On August 14, openly lesbian Methodist pastor Rev. Karen Oliveto preached her last sermon to GLIDE Memorial Church, the congregation where she had ministered for the previous eight years. Elected in July as a bishop in the Western Jurisdiction of the United Methodist Church (UMC) – a decision which is being challenged – Oliveto relocated the following week from San Francisco to Denver to assume leadership of the Mountain Sky Episcopal Area. (A complete transcript of her sermon is available here on GLIDE’s blog.)
In her sermon, Oliveto said she found it “hard to believe” that it was her final Sunday at GLIDE. “God’s call to the episcopacy, which came only as a whisper in May, has left me breathless with the swiftness of change,” she noted.

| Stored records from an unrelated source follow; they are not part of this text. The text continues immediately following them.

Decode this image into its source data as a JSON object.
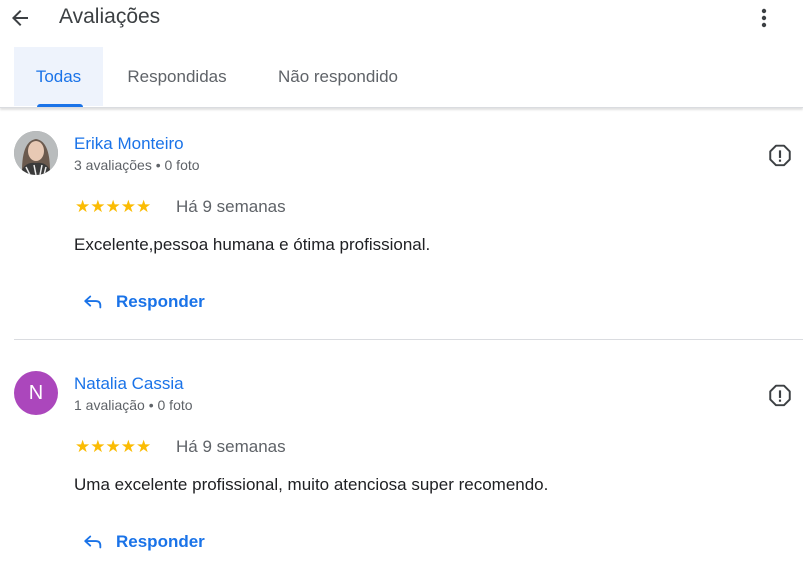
{
  "header": {
    "title": "Avaliações"
  },
  "tabs": [
    {
      "label": "Todas",
      "active": true
    },
    {
      "label": "Respondidas",
      "active": false
    },
    {
      "label": "Não respondido",
      "active": false
    }
  ],
  "colors": {
    "accent": "#1a73e8",
    "star": "#fbbc04",
    "avatar_letter_bg": "#ab47bc"
  },
  "reviews": [
    {
      "name": "Erika Monteiro",
      "meta": "3 avaliações • 0 foto",
      "rating": 5,
      "stars": "★★★★★",
      "time": "Há 9 semanas",
      "text": "Excelente,pessoa humana e ótima profissional.",
      "reply_label": "Responder",
      "avatar_type": "photo"
    },
    {
      "name": "Natalia Cassia",
      "meta": "1 avaliação • 0 foto",
      "rating": 5,
      "stars": "★★★★★",
      "time": "Há 9 semanas",
      "text": "Uma excelente profissional, muito atenciosa super recomendo.",
      "reply_label": "Responder",
      "avatar_letter": "N"
    }
  ]
}
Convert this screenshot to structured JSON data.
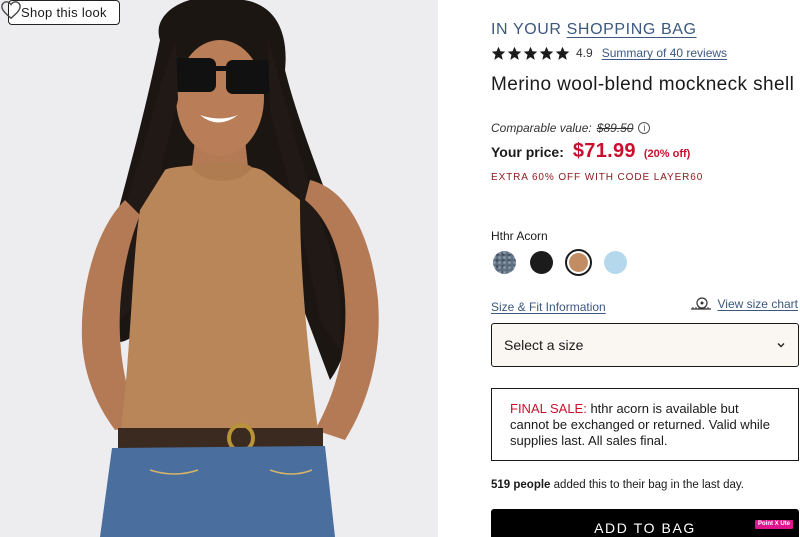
{
  "photo": {
    "shop_look_label": "Shop this look",
    "heart_icon": "heart-outline-icon"
  },
  "product": {
    "bag_prefix": "IN YOUR",
    "bag_link": "SHOPPING BAG",
    "rating_value": "4.9",
    "rating_stars": 5,
    "reviews_link": "Summary of 40 reviews",
    "title": "Merino wool-blend mockneck shell",
    "comparable_label": "Comparable value:",
    "comparable_price": "$89.50",
    "price_label": "Your price:",
    "price": "$71.99",
    "discount": "(20% off)",
    "promo": "EXTRA 60% OFF WITH CODE LAYER60",
    "color_name": "Hthr Acorn",
    "swatches": [
      {
        "name": "Heather Denim",
        "color": "#5f6e80",
        "selected": false
      },
      {
        "name": "Black",
        "color": "#1b1b1b",
        "selected": false
      },
      {
        "name": "Hthr Acorn",
        "color": "#c28d62",
        "selected": true
      },
      {
        "name": "Light Blue",
        "color": "#b6d8ec",
        "selected": false
      }
    ],
    "fit_link": "Size & Fit Information",
    "size_chart_link": "View size chart",
    "size_select_placeholder": "Select a size",
    "final_sale_label": "FINAL SALE:",
    "final_sale_text": " hthr acorn is available but cannot be exchanged or returned. Valid while supplies last. All sales final.",
    "social_count": "519 people",
    "social_text": " added this to their bag in the last day.",
    "add_button": "ADD TO BAG",
    "pointx_badge": "Point X Ute"
  },
  "colors": {
    "accent_link": "#3c5780",
    "sale_red": "#c8102e",
    "promo_red": "#8b1a1a",
    "button_bg": "#000000"
  }
}
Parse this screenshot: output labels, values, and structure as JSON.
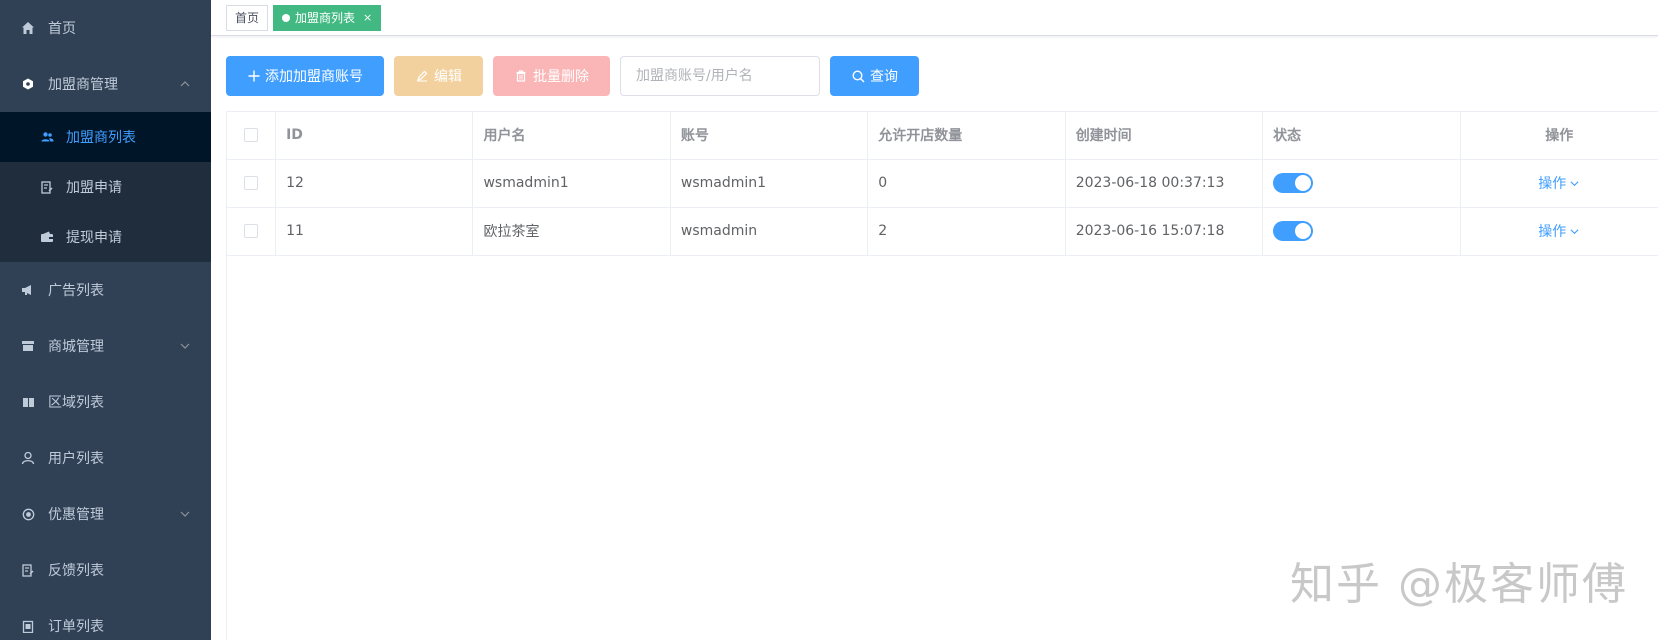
{
  "sidebar": {
    "items": [
      {
        "label": "首页",
        "icon": "home-icon"
      },
      {
        "label": "加盟商管理",
        "icon": "hexagon-icon",
        "expanded": true,
        "children": [
          {
            "label": "加盟商列表",
            "icon": "users-icon",
            "active": true
          },
          {
            "label": "加盟申请",
            "icon": "edit-doc-icon"
          },
          {
            "label": "提现申请",
            "icon": "wallet-icon"
          }
        ]
      },
      {
        "label": "广告列表",
        "icon": "megaphone-icon"
      },
      {
        "label": "商城管理",
        "icon": "shop-icon"
      },
      {
        "label": "区域列表",
        "icon": "book-icon"
      },
      {
        "label": "用户列表",
        "icon": "user-icon"
      },
      {
        "label": "优惠管理",
        "icon": "coupon-icon"
      },
      {
        "label": "反馈列表",
        "icon": "edit-doc-icon"
      },
      {
        "label": "订单列表",
        "icon": "clipboard-icon"
      }
    ]
  },
  "tags": {
    "home": "首页",
    "current": "加盟商列表",
    "close": "×"
  },
  "toolbar": {
    "add_label": "添加加盟商账号",
    "edit_label": "编辑",
    "batch_delete_label": "批量删除",
    "search_placeholder": "加盟商账号/用户名",
    "search_value": "",
    "query_label": "查询"
  },
  "table": {
    "columns": [
      "ID",
      "用户名",
      "账号",
      "允许开店数量",
      "创建时间",
      "状态",
      "操作"
    ],
    "rows": [
      {
        "id": "12",
        "username": "wsmadmin1",
        "account": "wsmadmin1",
        "shop_count": "0",
        "created": "2023-06-18 00:37:13",
        "status": true,
        "action": "操作"
      },
      {
        "id": "11",
        "username": "欧拉茶室",
        "account": "wsmadmin",
        "shop_count": "2",
        "created": "2023-06-16 15:07:18",
        "status": true,
        "action": "操作"
      }
    ]
  },
  "watermark": "知乎 @极客师傅",
  "colors": {
    "sidebar_bg": "#304156",
    "submenu_bg": "#1f2d3d",
    "active_bg": "#001528",
    "primary": "#409eff",
    "tag_active": "#42b983"
  }
}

Reflecting on her time at GLIDE, Oliveto compared the UMC’s pastoral appointment process to “an arranged marriage,” since pastor and congregation were generally unfamiliar with one another beforehand. Nevertheless, she said she still “fell in love” with the church.
“I fell in love with your honesty and your vulnerability,” she elaborated. “I fell in love with the hope you hold on to and your commitment to make the world a better place. I fell in love with the way you challenged me to be a better person and pastor. I fell in love with your bling and your scrappiness.”
She added that she also fell in love with members’ “willingness to share life together,” which apparently involved social activism. Besides mission trips, this involved “pride activities, which always culminated in bringing GLIDE’s unconditional love and acceptance into the streets of San Francisco,” in addition to “workshops, classes and demonstrations.”
Quoting from Matthew 5:13-16, Oliveto challenged her congregants: “Let your light shine!” She reasoned that the world was in “dire need of light.”
“Specifically, it is in need of YOUR light,” she argued. She told her listeners to resist the lies of “systems and institutions” that told them they were “unworthy, unreliable lights.”
“Whether as individuals or communities, we are to peel off the protective layers we have built around the light of God that is within us and risk exposing our inner selves so that others may see the light of God’s love,” Oliveto commented towards the end of her sermon. “This is the source of all liberating movements. This is the cornerstone of a love revolution.”
Staff at the Institute on Religion and Democracy (IRD), particularly President Mark Tooley and United Methodist Director John Lomperis, have reported and commented extensively on Oliveto, her activism, and her election as bishop. These reports are available in archives of Juicy Ecumenism.